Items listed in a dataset
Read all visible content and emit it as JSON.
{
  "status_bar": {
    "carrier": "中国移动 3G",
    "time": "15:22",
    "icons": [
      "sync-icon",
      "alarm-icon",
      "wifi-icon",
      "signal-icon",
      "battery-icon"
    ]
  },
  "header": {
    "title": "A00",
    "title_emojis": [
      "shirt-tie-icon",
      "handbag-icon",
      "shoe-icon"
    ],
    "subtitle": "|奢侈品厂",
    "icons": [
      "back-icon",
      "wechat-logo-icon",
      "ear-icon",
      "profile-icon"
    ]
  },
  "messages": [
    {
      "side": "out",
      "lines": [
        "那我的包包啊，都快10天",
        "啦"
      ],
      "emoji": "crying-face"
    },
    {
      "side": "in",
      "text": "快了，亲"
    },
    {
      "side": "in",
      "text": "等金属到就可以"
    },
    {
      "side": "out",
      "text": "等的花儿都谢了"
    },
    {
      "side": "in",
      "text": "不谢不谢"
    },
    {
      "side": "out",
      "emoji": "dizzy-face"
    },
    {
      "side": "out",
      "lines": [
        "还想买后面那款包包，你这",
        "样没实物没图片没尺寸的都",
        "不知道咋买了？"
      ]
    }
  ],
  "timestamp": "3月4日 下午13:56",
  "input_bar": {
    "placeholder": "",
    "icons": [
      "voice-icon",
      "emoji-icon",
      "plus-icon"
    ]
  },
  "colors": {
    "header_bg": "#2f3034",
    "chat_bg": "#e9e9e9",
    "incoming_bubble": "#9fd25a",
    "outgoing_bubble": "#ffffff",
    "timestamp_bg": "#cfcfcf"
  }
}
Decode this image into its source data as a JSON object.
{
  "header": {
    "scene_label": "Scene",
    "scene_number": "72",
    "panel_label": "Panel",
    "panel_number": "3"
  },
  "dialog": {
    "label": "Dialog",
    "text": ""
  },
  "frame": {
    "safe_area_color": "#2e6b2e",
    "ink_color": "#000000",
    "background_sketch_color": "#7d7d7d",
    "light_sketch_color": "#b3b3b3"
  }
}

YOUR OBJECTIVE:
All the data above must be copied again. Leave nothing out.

EXERCISE RESPONSE:
Read all visible content and emit it as JSON.
{
  "status_bar": {
    "carrier": "中国移动 3G",
    "time": "15:22",
    "icons": [
      "sync-icon",
      "alarm-icon",
      "wifi-icon",
      "signal-icon",
      "battery-icon"
    ]
  },
  "header": {
    "title": "A00",
    "title_emojis": [
      "shirt-tie-icon",
      "handbag-icon",
      "shoe-icon"
    ],
    "subtitle": "|奢侈品厂",
    "icons": [
      "back-icon",
      "wechat-logo-icon",
      "ear-icon",
      "profile-icon"
    ]
  },
  "messages": [
    {
      "side": "out",
      "lines": [
        "那我的包包啊，都快10天",
        "啦"
      ],
      "emoji": "crying-face"
    },
    {
      "side": "in",
      "text": "快了，亲"
    },
    {
      "side": "in",
      "text": "等金属到就可以"
    },
    {
      "side": "out",
      "text": "等的花儿都谢了"
    },
    {
      "side": "in",
      "text": "不谢不谢"
    },
    {
      "side": "out",
      "emoji": "dizzy-face"
    },
    {
      "side": "out",
      "lines": [
        "还想买后面那款包包，你这",
        "样没实物没图片没尺寸的都",
        "不知道咋买了？"
      ]
    }
  ],
  "timestamp": "3月4日 下午13:56",
  "input_bar": {
    "placeholder": "",
    "icons": [
      "voice-icon",
      "emoji-icon",
      "plus-icon"
    ]
  },
  "colors": {
    "header_bg": "#2f3034",
    "chat_bg": "#e9e9e9",
    "incoming_bubble": "#9fd25a",
    "outgoing_bubble": "#ffffff",
    "timestamp_bg": "#cfcfcf"
  }
}
Decode this image into its source data as a JSON object.
{
  "header": {
    "scene_label": "Scene",
    "scene_number": "72",
    "panel_label": "Panel",
    "panel_number": "3"
  },
  "dialog": {
    "label": "Dialog",
    "text": ""
  },
  "frame": {
    "safe_area_color": "#2e6b2e",
    "ink_color": "#000000",
    "background_sketch_color": "#7d7d7d",
    "light_sketch_color": "#b3b3b3"
  }
}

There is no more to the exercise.